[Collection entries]
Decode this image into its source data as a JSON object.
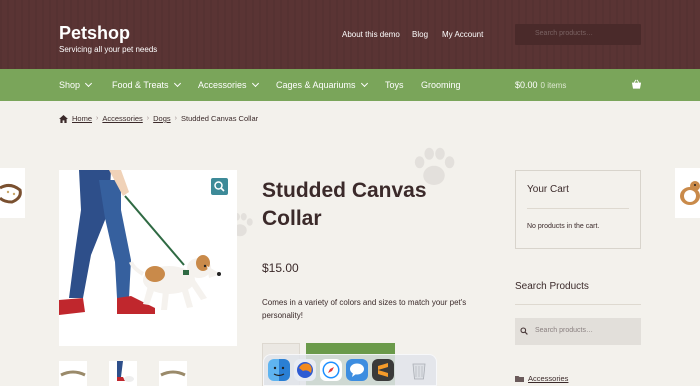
{
  "header": {
    "site_title": "Petshop",
    "site_description": "Servicing all your pet needs",
    "links": [
      "About this demo",
      "Blog",
      "My Account"
    ],
    "search_placeholder": "Search products…"
  },
  "nav": {
    "items": [
      "Shop",
      "Food & Treats",
      "Accessories",
      "Cages & Aquariums",
      "Toys",
      "Grooming"
    ],
    "cart_total": "$0.00",
    "cart_count": "0 items"
  },
  "breadcrumb": {
    "items": [
      "Home",
      "Accessories",
      "Dogs"
    ],
    "current": "Studded Canvas Collar"
  },
  "product": {
    "title": "Studded Canvas Collar",
    "price": "$15.00",
    "description": "Comes in a variety of colors and sizes to match your pet's personality!"
  },
  "sidebar": {
    "cart_title": "Your Cart",
    "cart_empty": "No products in the cart.",
    "search_title": "Search Products",
    "search_placeholder": "Search products…",
    "category_link": "Accessories"
  },
  "colors": {
    "header_bg": "#5a3434",
    "nav_bg": "#7aa55a",
    "page_bg": "#f3f1ec",
    "zoom_button": "#3d8a98"
  },
  "dock": {
    "icons": [
      "finder-icon",
      "firefox-icon",
      "safari-icon",
      "messages-icon",
      "sublime-text-icon",
      "trash-icon"
    ]
  }
}
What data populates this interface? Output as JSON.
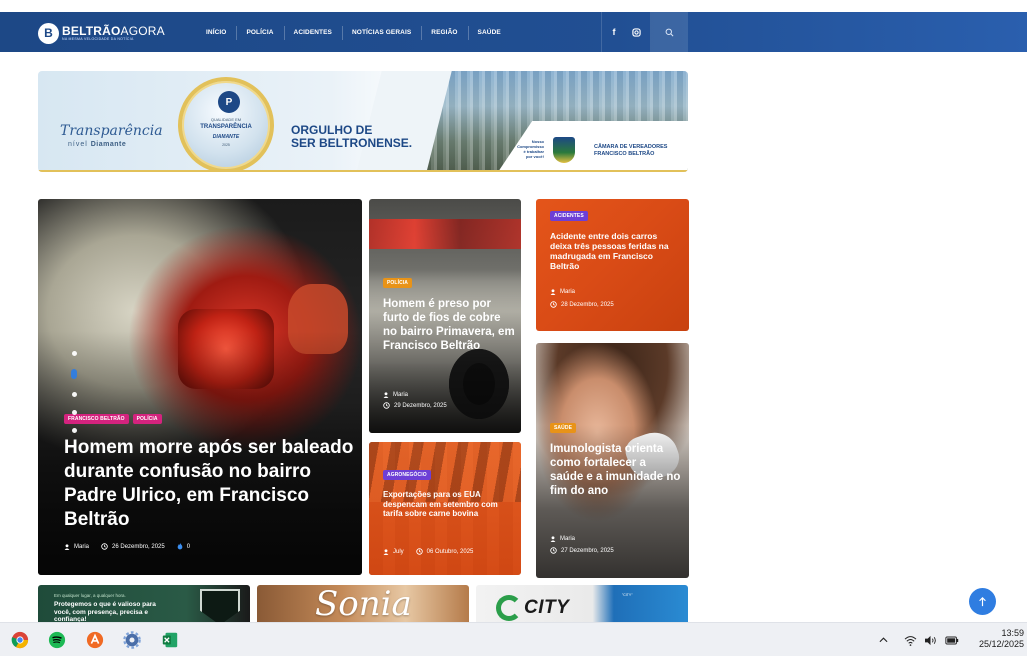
{
  "site": {
    "logo_name_bold": "BELTRÃO",
    "logo_name_light": "AGORA",
    "logo_tagline": "NA MESMA VELOCIDADE DA NOTÍCIA",
    "nav": [
      {
        "label": "INÍCIO"
      },
      {
        "label": "POLÍCIA"
      },
      {
        "label": "ACIDENTES"
      },
      {
        "label": "NOTÍCIAS GERAIS"
      },
      {
        "label": "REGIÃO"
      },
      {
        "label": "SAÚDE"
      }
    ],
    "social": {
      "facebook": "f",
      "instagram": "instagram-icon"
    },
    "search_icon": "search-icon"
  },
  "banner": {
    "transparencia": "Transparência",
    "nivel": "nível",
    "diamante": "Diamante",
    "medal_line1": "QUALIDADE EM",
    "medal_line2": "TRANSPARÊNCIA",
    "medal_line3": "DIAMANTE",
    "medal_line4": "2025",
    "orgulho_line1": "ORGULHO DE",
    "orgulho_line2": "SER BELTRONENSE.",
    "nosso_line1": "Nosso",
    "nosso_line2": "Compromisso",
    "nosso_line3": "é trabalhar",
    "nosso_line4": "por você!",
    "camara_line1": "CÂMARA DE VEREADORES",
    "camara_line2": "FRANCISCO BELTRÃO"
  },
  "featured": {
    "categories": [
      "FRANCISCO BELTRÃO",
      "POLÍCIA"
    ],
    "title": "Homem morre após ser baleado durante confusão no bairro Padre Ulrico, em Francisco Beltrão",
    "author": "Maria",
    "date": "26 Dezembro, 2025",
    "views": "0"
  },
  "card_police": {
    "category": "POLÍCIA",
    "title": "Homem é preso por furto de fios de cobre no bairro Primavera, em Francisco Beltrão",
    "author": "Maria",
    "date": "29 Dezembro, 2025"
  },
  "card_accident": {
    "category": "ACIDENTES",
    "title": "Acidente entre dois carros deixa três pessoas feridas na madrugada em Francisco Beltrão",
    "author": "Maria",
    "date": "28 Dezembro, 2025"
  },
  "card_agro": {
    "category": "AGRONEGÓCIO",
    "title": "Exportações para os EUA despencam em setembro com tarifa sobre carne bovina",
    "author": "July",
    "date": "06 Outubro, 2025"
  },
  "card_health": {
    "category": "SAÚDE",
    "title": "Imunologista orienta como fortalecer a saúde e a imunidade no fim do ano",
    "author": "Maria",
    "date": "27 Dezembro, 2025"
  },
  "ads": {
    "ad1_small": "Em qualquer lugar, a qualquer hora.",
    "ad1_text": "Protegemos o que é valioso para você, com presença, precisa e confiança!",
    "ad2_script": "Sonia",
    "ad3_brand": "CITY",
    "ad3_tag": "\"CITY\""
  },
  "taskbar": {
    "time": "13:59",
    "date": "25/12/2025"
  },
  "colors": {
    "nav_blue": "#1d4886",
    "accent_blue": "#2f7de1",
    "card_orange": "#e4551a",
    "cat_magenta": "#d4237e",
    "cat_purple": "#6d3fd6",
    "cat_orange": "#e89318"
  }
}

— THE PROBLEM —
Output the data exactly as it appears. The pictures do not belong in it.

— FINAL ANSWER —
Decode this image into its source data as a JSON object.
{
  "header": {
    "site_title": "Petshop",
    "site_description": "Servicing all your pet needs",
    "links": [
      "About this demo",
      "Blog",
      "My Account"
    ],
    "search_placeholder": "Search products…"
  },
  "nav": {
    "items": [
      "Shop",
      "Food & Treats",
      "Accessories",
      "Cages & Aquariums",
      "Toys",
      "Grooming"
    ],
    "cart_total": "$0.00",
    "cart_count": "0 items"
  },
  "breadcrumb": {
    "items": [
      "Home",
      "Accessories",
      "Dogs"
    ],
    "current": "Studded Canvas Collar"
  },
  "product": {
    "title": "Studded Canvas Collar",
    "price": "$15.00",
    "description": "Comes in a variety of colors and sizes to match your pet's personality!"
  },
  "sidebar": {
    "cart_title": "Your Cart",
    "cart_empty": "No products in the cart.",
    "search_title": "Search Products",
    "search_placeholder": "Search products…",
    "category_link": "Accessories"
  },
  "colors": {
    "header_bg": "#5a3434",
    "nav_bg": "#7aa55a",
    "page_bg": "#f3f1ec",
    "zoom_button": "#3d8a98"
  },
  "dock": {
    "icons": [
      "finder-icon",
      "firefox-icon",
      "safari-icon",
      "messages-icon",
      "sublime-text-icon",
      "trash-icon"
    ]
  }
}
What data populates this interface? Output as JSON.
{
  "site": {
    "logo_name_bold": "BELTRÃO",
    "logo_name_light": "AGORA",
    "logo_tagline": "NA MESMA VELOCIDADE DA NOTÍCIA",
    "nav": [
      {
        "label": "INÍCIO"
      },
      {
        "label": "POLÍCIA"
      },
      {
        "label": "ACIDENTES"
      },
      {
        "label": "NOTÍCIAS GERAIS"
      },
      {
        "label": "REGIÃO"
      },
      {
        "label": "SAÚDE"
      }
    ],
    "social": {
      "facebook": "f",
      "instagram": "instagram-icon"
    },
    "search_icon": "search-icon"
  },
  "banner": {
    "transparencia": "Transparência",
    "nivel": "nível",
    "diamante": "Diamante",
    "medal_line1": "QUALIDADE EM",
    "medal_line2": "TRANSPARÊNCIA",
    "medal_line3": "DIAMANTE",
    "medal_line4": "2025",
    "orgulho_line1": "ORGULHO DE",
    "orgulho_line2": "SER BELTRONENSE.",
    "nosso_line1": "Nosso",
    "nosso_line2": "Compromisso",
    "nosso_line3": "é trabalhar",
    "nosso_line4": "por você!",
    "camara_line1": "CÂMARA DE VEREADORES",
    "camara_line2": "FRANCISCO BELTRÃO"
  },
  "featured": {
    "categories": [
      "FRANCISCO BELTRÃO",
      "POLÍCIA"
    ],
    "title": "Homem morre após ser baleado durante confusão no bairro Padre Ulrico, em Francisco Beltrão",
    "author": "Maria",
    "date": "26 Dezembro, 2025",
    "views": "0"
  },
  "card_police": {
    "category": "POLÍCIA",
    "title": "Homem é preso por furto de fios de cobre no bairro Primavera, em Francisco Beltrão",
    "author": "Maria",
    "date": "29 Dezembro, 2025"
  },
  "card_accident": {
    "category": "ACIDENTES",
    "title": "Acidente entre dois carros deixa três pessoas feridas na madrugada em Francisco Beltrão",
    "author": "Maria",
    "date": "28 Dezembro, 2025"
  },
  "card_agro": {
    "category": "AGRONEGÓCIO",
    "title": "Exportações para os EUA despencam em setembro com tarifa sobre carne bovina",
    "author": "July",
    "date": "06 Outubro, 2025"
  },
  "card_health": {
    "category": "SAÚDE",
    "title": "Imunologista orienta como fortalecer a saúde e a imunidade no fim do ano",
    "author": "Maria",
    "date": "27 Dezembro, 2025"
  },
  "ads": {
    "ad1_small": "Em qualquer lugar, a qualquer hora.",
    "ad1_text": "Protegemos o que é valioso para você, com presença, precisa e confiança!",
    "ad2_script": "Sonia",
    "ad3_brand": "CITY",
    "ad3_tag": "\"CITY\""
  },
  "taskbar": {
    "time": "13:59",
    "date": "25/12/2025"
  },
  "colors": {
    "nav_blue": "#1d4886",
    "accent_blue": "#2f7de1",
    "card_orange": "#e4551a",
    "cat_magenta": "#d4237e",
    "cat_purple": "#6d3fd6",
    "cat_orange": "#e89318"
  }
}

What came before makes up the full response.